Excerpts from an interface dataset
******************************

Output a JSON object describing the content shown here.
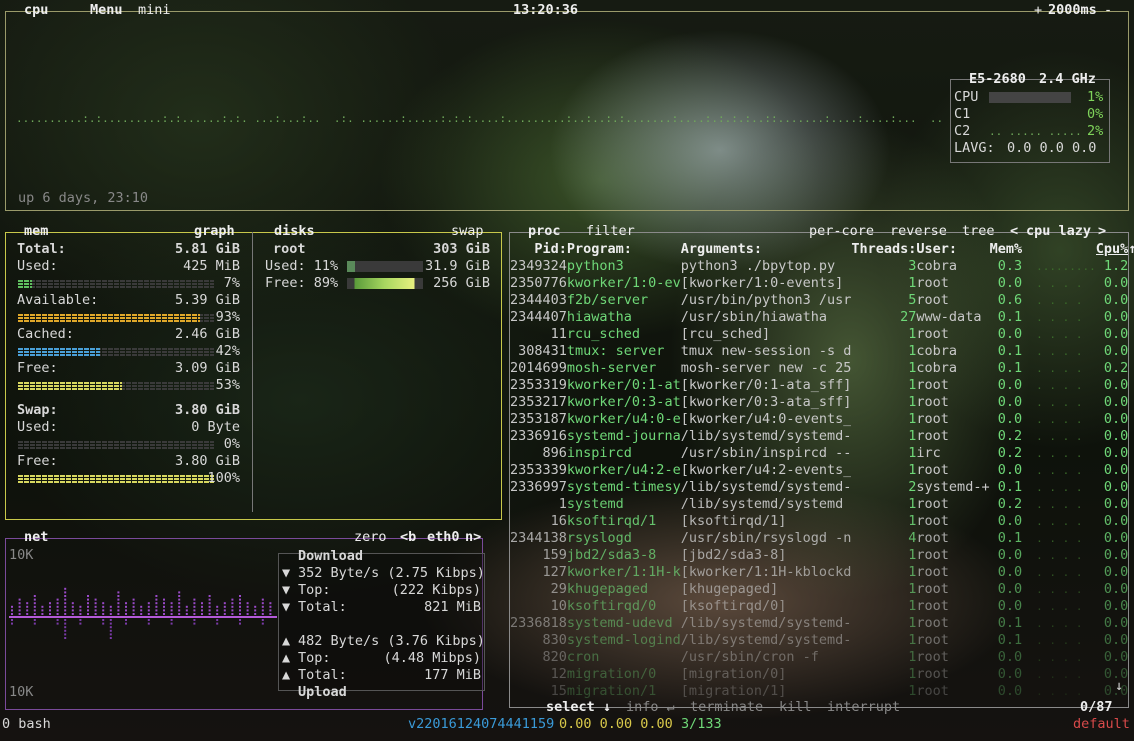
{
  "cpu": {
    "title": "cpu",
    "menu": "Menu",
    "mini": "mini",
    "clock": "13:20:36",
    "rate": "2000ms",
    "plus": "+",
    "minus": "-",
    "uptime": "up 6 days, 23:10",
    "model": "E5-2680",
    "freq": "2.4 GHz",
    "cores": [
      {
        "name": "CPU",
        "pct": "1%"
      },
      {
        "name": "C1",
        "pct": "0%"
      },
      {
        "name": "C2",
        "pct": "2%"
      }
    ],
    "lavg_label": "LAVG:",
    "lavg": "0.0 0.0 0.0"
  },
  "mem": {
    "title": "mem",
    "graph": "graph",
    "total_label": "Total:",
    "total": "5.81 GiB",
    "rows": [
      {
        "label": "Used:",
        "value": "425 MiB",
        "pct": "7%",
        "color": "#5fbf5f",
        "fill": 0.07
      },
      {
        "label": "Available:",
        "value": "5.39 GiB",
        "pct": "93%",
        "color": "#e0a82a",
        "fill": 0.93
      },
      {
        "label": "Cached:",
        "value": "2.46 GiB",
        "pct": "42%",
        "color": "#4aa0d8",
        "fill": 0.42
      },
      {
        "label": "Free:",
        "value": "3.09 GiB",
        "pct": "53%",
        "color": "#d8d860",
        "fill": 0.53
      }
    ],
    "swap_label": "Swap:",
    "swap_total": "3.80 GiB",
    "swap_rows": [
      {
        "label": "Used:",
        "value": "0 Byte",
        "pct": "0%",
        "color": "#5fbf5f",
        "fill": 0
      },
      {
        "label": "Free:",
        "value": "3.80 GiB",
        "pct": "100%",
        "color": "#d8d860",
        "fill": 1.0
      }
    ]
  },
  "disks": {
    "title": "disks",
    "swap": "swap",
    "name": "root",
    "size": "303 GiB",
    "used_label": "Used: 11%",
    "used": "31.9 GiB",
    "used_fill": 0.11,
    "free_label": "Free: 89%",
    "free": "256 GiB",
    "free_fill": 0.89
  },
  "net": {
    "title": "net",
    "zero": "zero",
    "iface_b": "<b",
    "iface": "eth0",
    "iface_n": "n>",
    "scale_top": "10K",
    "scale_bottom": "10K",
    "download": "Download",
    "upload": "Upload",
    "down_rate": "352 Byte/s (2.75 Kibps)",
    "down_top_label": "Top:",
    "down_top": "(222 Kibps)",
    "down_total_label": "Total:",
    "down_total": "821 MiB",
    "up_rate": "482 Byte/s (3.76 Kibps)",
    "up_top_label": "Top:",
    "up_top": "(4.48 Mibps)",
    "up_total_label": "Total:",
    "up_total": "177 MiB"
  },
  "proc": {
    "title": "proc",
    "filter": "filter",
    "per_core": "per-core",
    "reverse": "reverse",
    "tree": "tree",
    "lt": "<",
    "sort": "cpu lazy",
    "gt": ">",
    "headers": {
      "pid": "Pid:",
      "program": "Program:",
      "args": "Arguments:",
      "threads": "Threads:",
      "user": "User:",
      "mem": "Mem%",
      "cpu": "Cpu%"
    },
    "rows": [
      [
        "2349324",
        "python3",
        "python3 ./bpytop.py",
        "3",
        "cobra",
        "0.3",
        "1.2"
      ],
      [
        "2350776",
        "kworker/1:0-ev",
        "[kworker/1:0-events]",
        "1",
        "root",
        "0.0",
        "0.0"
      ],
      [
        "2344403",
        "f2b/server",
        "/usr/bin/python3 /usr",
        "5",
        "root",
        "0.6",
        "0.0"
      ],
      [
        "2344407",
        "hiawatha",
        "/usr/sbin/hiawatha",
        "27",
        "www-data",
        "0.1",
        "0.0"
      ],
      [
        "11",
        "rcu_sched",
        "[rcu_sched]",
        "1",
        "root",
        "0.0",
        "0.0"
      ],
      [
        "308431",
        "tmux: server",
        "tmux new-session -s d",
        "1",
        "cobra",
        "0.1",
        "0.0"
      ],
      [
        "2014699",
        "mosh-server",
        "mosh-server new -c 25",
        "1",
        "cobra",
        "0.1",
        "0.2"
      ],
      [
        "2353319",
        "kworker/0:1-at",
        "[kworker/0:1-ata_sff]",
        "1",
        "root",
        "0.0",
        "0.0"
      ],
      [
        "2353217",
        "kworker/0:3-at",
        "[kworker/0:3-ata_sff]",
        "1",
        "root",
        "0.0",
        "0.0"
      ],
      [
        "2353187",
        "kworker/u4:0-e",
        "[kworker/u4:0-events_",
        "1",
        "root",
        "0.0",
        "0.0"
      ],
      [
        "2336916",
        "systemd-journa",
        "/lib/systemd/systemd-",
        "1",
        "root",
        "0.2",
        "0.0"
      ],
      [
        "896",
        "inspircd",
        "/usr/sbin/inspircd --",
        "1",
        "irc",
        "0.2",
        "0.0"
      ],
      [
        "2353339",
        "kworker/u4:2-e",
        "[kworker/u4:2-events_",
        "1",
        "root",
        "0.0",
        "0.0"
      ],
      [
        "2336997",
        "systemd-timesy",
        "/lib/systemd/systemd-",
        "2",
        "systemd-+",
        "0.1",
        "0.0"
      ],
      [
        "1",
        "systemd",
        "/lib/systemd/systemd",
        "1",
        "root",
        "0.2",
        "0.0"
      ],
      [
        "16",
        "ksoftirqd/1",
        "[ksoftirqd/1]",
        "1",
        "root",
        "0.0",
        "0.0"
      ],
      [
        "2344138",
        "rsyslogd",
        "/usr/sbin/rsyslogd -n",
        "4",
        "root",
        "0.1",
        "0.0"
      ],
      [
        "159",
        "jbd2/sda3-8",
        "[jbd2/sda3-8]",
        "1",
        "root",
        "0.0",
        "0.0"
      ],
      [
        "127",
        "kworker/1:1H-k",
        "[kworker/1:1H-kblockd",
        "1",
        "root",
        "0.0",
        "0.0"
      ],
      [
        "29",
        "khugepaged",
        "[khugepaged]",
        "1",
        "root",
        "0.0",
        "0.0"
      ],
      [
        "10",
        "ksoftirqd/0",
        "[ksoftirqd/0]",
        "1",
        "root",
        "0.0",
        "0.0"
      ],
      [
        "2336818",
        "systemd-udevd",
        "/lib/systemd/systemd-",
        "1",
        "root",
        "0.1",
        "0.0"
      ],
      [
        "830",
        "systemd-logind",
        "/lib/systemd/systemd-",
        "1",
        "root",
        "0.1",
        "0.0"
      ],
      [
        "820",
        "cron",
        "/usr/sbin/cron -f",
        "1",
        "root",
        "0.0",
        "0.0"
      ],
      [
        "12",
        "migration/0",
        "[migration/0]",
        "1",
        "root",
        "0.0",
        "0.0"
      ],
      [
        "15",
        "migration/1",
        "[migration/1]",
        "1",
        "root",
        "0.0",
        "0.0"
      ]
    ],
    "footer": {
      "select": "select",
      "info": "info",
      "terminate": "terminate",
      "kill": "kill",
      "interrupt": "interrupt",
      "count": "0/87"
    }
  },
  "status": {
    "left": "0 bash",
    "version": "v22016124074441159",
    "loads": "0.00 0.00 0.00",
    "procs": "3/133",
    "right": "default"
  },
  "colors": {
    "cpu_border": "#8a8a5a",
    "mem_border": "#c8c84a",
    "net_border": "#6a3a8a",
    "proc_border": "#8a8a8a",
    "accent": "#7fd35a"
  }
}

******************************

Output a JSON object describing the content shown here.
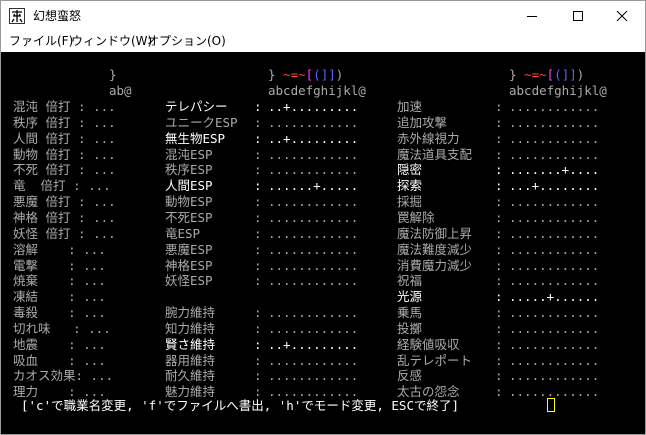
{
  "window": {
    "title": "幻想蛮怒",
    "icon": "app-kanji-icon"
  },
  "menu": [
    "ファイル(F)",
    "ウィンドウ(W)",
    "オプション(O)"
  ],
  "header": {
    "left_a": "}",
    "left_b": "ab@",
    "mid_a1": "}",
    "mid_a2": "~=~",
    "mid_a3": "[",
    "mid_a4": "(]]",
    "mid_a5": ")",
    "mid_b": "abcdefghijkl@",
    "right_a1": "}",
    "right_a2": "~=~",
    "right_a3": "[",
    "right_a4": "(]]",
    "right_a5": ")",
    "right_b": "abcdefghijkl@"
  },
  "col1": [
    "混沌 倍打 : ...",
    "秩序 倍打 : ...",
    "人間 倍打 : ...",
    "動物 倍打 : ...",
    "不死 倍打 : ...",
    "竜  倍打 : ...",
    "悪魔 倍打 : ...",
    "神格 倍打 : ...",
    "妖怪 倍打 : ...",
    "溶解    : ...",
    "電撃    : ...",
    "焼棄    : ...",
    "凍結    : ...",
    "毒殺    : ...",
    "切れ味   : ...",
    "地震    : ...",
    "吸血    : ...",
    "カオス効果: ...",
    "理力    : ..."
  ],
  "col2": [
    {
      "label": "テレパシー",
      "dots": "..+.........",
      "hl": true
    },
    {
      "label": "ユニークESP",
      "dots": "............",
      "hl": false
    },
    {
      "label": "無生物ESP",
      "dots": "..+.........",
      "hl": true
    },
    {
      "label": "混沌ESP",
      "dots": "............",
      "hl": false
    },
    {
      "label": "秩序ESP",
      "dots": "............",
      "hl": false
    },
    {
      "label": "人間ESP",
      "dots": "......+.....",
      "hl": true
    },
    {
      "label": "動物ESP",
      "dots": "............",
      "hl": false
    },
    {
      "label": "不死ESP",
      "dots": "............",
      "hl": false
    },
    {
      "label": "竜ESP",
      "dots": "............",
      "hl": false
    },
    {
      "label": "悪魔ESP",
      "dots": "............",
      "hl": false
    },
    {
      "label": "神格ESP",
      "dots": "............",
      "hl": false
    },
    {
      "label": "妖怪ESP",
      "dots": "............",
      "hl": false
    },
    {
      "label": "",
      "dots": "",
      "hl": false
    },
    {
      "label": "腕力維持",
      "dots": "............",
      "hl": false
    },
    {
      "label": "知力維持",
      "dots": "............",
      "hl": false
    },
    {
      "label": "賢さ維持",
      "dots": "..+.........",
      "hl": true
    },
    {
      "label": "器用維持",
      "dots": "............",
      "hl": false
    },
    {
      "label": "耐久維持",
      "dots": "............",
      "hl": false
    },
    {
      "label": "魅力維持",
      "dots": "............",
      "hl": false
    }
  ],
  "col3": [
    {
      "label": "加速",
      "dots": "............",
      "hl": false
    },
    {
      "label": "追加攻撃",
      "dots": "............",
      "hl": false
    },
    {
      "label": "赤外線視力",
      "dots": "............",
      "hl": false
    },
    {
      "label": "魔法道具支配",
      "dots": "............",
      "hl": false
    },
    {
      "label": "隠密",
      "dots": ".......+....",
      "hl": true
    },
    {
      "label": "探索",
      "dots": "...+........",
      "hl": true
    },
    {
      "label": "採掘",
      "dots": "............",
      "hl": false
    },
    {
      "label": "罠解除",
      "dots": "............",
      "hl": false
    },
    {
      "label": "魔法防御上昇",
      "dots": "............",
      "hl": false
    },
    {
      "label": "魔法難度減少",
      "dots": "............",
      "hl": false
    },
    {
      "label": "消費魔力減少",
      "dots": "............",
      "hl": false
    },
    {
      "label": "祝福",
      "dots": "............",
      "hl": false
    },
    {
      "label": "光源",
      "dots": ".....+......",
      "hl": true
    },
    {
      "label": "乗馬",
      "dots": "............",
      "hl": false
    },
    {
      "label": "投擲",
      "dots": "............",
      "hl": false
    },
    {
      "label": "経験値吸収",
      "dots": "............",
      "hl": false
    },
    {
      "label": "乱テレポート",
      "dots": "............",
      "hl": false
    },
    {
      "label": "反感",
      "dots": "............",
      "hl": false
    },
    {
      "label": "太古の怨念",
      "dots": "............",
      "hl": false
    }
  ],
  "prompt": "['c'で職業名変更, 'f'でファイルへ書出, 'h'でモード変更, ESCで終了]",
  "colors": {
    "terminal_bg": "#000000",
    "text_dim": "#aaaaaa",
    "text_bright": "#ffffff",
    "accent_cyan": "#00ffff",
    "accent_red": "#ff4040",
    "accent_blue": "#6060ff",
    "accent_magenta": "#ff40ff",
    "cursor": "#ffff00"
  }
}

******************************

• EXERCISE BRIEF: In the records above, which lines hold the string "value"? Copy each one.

• RESPONSE TO THIS EXERCISE:
        "value": "425 MiB",
        "value": "5.39 GiB",
        "value": "2.46 GiB",
        "value": "3.09 GiB",
        "value": "0 Byte",
        "value": "3.80 GiB",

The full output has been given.